** Given data follows **

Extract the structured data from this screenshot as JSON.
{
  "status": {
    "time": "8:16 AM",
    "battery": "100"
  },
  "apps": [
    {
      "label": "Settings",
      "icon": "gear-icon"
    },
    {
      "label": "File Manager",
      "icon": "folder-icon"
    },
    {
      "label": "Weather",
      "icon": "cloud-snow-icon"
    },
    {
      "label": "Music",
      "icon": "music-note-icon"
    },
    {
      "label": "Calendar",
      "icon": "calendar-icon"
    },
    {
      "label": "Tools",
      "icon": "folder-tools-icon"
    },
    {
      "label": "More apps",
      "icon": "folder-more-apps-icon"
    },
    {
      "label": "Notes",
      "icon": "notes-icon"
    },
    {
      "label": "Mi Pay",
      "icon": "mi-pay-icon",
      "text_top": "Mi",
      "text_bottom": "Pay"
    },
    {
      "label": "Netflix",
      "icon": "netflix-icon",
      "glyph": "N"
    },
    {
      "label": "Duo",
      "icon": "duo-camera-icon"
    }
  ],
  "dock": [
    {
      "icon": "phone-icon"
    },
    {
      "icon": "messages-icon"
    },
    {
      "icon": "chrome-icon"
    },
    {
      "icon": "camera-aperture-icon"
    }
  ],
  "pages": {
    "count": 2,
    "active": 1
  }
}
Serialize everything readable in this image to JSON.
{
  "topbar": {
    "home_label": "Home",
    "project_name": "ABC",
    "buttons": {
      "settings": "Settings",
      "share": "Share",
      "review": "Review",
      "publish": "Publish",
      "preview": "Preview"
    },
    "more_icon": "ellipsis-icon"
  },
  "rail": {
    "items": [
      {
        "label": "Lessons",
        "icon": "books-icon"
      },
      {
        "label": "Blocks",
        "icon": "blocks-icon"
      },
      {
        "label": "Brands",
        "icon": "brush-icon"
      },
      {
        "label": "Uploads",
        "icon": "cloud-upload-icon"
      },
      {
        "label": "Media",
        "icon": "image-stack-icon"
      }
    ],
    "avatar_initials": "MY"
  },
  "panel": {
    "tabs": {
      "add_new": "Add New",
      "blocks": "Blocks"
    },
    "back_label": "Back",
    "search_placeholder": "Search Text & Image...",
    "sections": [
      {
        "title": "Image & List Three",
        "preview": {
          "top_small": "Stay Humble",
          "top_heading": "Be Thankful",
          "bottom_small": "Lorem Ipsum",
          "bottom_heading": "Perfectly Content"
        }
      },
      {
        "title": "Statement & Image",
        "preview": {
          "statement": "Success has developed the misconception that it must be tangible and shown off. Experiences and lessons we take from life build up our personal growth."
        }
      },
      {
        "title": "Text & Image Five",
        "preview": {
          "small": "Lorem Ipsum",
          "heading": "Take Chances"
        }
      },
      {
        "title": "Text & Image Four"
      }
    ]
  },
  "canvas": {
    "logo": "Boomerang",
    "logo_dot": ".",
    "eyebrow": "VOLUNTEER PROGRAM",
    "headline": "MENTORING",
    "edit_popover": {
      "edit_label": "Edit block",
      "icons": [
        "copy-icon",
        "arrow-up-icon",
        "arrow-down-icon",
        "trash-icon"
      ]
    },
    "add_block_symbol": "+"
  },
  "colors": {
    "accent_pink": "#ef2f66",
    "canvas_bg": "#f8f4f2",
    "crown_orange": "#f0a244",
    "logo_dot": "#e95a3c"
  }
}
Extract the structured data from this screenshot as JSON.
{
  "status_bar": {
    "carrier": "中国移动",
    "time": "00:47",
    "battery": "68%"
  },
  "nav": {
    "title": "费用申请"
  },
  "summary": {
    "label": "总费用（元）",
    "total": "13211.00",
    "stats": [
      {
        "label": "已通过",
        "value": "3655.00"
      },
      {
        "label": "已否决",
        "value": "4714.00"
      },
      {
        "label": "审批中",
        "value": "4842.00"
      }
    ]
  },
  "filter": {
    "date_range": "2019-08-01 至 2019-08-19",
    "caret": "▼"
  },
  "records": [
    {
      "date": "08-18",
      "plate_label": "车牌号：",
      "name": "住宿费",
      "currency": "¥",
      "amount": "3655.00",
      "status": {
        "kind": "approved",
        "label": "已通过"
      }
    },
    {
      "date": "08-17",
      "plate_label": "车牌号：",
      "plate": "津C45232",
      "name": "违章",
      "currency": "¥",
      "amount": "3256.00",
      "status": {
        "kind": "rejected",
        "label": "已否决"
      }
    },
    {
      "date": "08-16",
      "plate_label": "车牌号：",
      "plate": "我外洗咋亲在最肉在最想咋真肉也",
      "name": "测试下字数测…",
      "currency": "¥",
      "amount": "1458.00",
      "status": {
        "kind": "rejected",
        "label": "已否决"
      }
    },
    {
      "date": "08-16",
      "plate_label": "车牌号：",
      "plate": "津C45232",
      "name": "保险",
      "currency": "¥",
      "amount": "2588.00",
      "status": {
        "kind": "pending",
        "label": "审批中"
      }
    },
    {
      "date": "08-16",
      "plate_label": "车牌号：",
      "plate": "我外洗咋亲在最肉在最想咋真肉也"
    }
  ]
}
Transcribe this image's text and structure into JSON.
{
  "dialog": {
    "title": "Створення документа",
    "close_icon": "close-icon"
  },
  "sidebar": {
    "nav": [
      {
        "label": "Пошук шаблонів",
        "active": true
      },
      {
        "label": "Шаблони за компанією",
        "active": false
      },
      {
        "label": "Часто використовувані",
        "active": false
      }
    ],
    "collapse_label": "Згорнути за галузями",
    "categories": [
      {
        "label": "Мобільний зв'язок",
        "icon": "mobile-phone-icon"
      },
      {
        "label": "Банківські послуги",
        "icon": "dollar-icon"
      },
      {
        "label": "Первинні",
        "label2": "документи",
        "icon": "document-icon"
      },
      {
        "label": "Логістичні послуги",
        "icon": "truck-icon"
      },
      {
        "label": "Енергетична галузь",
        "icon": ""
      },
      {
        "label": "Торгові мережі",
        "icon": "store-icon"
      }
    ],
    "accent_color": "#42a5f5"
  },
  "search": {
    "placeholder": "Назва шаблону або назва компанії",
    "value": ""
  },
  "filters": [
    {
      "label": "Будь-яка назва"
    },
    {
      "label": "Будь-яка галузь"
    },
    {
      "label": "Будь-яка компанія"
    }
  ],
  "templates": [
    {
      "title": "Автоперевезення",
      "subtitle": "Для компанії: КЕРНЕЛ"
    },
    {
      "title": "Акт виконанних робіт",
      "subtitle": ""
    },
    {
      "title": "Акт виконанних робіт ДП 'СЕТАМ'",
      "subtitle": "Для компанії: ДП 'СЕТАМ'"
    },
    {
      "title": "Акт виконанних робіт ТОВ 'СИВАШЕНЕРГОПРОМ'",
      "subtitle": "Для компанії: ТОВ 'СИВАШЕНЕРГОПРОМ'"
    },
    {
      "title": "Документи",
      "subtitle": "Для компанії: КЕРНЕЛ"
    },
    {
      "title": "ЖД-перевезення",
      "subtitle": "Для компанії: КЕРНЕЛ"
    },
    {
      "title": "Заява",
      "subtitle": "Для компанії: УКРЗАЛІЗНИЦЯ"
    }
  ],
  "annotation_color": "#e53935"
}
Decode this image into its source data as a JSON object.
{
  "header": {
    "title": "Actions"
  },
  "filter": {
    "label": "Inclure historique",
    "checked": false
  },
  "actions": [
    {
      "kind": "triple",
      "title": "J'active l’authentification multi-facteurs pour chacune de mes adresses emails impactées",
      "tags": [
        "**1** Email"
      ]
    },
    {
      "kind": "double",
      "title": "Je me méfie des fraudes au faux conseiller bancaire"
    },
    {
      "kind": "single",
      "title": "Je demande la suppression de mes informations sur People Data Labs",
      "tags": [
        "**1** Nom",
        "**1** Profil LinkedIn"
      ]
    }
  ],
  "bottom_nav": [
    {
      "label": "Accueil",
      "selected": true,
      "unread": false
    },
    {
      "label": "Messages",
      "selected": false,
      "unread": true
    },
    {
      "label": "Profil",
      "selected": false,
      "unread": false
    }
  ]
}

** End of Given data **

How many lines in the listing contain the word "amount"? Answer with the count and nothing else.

■ Solution below
4